[Data for the task — start]

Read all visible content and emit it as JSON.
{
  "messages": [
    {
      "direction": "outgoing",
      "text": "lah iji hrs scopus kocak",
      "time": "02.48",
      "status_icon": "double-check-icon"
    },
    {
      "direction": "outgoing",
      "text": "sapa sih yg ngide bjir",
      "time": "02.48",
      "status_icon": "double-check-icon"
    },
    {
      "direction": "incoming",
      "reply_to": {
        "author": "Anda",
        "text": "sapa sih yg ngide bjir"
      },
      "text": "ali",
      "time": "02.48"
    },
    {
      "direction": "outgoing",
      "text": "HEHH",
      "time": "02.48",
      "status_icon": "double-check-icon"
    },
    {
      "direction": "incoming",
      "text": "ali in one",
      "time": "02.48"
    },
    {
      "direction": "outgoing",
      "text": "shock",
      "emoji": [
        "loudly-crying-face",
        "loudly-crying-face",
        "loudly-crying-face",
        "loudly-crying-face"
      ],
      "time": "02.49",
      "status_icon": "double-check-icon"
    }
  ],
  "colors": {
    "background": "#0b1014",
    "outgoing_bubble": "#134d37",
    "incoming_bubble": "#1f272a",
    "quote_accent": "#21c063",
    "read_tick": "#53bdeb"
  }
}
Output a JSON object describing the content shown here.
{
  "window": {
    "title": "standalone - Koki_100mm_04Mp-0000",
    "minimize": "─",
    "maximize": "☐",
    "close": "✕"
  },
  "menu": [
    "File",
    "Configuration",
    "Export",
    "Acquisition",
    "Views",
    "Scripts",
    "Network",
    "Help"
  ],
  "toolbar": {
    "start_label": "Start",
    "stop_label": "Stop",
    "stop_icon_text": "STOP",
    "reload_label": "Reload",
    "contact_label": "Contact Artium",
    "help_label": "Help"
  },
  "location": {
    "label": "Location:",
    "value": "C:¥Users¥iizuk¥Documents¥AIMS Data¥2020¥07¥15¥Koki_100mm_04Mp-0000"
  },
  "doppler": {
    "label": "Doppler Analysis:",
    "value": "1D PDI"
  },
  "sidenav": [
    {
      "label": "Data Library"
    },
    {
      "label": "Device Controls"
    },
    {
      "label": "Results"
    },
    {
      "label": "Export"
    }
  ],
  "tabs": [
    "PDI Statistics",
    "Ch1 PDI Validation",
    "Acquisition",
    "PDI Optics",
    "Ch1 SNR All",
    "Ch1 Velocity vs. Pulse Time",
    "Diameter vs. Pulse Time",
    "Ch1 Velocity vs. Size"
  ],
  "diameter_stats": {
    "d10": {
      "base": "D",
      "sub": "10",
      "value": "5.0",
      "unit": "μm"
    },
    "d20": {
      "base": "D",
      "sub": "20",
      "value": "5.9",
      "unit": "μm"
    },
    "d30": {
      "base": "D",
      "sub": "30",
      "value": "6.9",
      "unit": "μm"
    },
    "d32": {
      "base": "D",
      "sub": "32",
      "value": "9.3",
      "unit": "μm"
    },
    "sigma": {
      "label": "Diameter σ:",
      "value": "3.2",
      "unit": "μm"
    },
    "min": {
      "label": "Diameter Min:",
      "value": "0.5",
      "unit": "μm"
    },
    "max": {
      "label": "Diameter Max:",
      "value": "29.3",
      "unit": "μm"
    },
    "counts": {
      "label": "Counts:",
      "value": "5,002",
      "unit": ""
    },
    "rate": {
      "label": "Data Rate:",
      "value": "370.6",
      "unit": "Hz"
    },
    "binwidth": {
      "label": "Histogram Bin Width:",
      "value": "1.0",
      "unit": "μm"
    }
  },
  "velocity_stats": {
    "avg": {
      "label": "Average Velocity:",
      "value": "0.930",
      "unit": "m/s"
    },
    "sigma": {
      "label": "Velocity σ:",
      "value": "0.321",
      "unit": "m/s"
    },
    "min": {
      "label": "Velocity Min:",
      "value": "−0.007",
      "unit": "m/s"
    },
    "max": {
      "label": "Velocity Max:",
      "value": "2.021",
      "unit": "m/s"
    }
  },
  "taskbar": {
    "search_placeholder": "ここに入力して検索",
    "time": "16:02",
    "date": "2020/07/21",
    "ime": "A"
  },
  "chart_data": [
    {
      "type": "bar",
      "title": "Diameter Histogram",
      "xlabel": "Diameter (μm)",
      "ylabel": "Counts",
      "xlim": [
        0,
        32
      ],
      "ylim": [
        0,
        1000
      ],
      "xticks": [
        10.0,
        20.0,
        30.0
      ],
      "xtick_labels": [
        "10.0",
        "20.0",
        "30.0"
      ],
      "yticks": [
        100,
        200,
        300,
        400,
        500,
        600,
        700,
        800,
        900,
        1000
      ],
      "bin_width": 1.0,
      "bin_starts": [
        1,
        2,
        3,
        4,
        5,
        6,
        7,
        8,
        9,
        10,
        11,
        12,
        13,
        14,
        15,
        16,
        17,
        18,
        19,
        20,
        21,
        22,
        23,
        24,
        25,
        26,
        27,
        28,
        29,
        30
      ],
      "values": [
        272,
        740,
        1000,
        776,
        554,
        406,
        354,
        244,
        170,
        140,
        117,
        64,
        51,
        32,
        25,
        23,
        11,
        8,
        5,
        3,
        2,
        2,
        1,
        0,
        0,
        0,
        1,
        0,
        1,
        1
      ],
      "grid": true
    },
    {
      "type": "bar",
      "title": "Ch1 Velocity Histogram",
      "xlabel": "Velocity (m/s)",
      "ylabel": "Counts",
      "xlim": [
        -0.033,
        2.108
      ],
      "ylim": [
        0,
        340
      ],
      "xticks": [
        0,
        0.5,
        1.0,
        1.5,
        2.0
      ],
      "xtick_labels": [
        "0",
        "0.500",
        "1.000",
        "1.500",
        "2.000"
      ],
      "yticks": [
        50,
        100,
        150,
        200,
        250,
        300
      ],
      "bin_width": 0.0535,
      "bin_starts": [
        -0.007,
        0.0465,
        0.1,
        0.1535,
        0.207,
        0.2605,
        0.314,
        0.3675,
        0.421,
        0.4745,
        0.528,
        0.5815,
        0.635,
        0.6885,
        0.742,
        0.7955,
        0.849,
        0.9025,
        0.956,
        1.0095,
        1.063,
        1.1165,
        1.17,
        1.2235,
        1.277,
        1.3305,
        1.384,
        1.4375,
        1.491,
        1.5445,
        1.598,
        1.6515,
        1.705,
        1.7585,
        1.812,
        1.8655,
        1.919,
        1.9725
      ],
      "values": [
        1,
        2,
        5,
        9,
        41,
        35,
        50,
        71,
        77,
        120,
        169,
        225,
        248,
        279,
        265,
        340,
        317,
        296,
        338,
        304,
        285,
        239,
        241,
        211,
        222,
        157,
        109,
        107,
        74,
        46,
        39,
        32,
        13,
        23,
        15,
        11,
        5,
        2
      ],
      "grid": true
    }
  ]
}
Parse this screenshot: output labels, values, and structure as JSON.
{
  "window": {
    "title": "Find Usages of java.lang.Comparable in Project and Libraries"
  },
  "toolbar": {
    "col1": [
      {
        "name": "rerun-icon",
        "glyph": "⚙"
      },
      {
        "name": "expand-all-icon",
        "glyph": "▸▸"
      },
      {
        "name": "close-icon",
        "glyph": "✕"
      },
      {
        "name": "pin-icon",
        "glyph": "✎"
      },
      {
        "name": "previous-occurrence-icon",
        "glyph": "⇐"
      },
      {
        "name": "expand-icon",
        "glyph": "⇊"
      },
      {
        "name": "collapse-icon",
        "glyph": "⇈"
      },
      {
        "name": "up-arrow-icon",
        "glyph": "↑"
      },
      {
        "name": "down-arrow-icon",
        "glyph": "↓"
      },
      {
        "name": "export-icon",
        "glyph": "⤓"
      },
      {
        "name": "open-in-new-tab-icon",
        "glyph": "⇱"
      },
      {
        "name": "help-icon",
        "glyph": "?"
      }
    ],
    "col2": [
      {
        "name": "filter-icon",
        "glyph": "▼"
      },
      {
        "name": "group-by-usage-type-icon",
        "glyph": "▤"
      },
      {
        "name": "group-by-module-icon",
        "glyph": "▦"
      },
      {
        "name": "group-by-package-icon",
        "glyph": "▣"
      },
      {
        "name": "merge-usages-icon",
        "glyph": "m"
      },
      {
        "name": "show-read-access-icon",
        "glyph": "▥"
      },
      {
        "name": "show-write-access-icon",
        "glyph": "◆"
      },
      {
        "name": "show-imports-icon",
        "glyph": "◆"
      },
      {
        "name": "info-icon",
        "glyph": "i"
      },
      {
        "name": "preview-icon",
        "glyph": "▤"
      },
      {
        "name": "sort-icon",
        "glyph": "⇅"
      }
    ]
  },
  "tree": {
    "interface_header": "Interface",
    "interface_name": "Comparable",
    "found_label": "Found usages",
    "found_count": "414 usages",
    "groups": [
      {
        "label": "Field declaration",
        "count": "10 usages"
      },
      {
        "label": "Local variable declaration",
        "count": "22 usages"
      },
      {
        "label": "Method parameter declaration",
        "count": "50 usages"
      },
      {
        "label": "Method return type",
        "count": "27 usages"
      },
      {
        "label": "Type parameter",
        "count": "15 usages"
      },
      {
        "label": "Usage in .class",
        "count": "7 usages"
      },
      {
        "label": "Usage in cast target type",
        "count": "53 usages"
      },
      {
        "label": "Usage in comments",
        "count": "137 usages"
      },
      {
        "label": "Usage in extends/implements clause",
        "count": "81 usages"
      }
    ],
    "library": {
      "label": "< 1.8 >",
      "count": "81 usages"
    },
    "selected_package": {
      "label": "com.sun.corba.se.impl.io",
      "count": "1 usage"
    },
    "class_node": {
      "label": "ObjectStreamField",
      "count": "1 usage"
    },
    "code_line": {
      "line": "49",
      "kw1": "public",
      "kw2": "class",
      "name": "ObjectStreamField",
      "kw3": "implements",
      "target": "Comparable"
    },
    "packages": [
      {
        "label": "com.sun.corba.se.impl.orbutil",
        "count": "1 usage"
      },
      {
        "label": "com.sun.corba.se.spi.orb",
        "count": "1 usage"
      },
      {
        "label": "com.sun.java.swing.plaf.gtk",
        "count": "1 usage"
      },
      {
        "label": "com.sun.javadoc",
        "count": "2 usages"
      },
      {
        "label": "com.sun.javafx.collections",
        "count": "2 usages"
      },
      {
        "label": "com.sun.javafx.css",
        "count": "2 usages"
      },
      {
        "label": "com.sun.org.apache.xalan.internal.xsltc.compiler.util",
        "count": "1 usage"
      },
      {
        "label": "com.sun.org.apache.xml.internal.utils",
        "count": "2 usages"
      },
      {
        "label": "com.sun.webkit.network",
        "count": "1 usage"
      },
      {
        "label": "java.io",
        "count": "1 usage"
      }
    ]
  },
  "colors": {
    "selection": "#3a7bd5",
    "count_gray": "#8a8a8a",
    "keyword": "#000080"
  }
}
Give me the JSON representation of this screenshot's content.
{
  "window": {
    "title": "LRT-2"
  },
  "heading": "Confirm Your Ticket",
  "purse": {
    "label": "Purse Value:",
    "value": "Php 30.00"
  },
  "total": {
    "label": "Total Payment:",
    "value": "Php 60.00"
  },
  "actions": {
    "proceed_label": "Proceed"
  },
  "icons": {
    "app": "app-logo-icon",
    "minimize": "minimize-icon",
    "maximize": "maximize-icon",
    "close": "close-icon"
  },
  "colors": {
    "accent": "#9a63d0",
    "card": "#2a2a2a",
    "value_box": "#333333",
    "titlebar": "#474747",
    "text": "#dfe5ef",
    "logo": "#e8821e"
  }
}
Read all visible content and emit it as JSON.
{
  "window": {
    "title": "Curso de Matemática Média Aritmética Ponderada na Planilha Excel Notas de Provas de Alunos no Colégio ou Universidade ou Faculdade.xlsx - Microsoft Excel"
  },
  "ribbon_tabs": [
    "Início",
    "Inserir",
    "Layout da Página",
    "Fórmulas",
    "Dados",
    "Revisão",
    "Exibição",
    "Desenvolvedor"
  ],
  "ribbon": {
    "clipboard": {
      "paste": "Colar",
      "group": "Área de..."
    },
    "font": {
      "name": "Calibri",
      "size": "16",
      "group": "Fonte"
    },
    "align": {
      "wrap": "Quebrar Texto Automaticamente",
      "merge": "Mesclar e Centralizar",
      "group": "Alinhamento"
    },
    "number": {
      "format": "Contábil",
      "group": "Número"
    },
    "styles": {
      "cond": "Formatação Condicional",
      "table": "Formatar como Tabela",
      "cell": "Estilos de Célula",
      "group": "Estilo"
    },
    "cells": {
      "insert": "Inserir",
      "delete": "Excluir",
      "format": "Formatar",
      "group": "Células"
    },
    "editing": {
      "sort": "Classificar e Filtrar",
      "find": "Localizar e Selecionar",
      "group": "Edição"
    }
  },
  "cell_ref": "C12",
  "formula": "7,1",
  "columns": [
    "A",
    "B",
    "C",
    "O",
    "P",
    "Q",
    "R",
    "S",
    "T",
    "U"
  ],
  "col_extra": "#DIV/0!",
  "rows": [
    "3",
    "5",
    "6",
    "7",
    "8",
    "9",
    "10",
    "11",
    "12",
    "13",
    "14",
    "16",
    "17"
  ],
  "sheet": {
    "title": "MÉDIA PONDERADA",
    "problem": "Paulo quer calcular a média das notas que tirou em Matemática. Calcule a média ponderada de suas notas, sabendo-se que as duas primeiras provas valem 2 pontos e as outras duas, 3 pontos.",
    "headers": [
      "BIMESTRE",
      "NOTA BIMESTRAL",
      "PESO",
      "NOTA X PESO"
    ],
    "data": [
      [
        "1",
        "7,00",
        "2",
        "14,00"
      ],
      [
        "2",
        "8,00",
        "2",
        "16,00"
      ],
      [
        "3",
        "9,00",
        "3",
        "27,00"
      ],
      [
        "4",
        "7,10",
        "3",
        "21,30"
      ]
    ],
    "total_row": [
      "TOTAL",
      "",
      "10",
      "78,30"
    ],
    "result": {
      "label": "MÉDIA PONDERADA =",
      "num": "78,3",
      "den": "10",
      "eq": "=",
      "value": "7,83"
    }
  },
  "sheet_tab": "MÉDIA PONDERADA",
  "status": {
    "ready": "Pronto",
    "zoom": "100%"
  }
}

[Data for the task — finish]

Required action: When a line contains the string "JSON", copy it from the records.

Solution for this task:
Read all visible content and emit it as JSON.
Output a JSON object describing the content shown here.
Parse this screenshot: output labels, values, and structure as JSON.
Give me the JSON representation of this screenshot's content.
Read all visible content and emit it as JSON.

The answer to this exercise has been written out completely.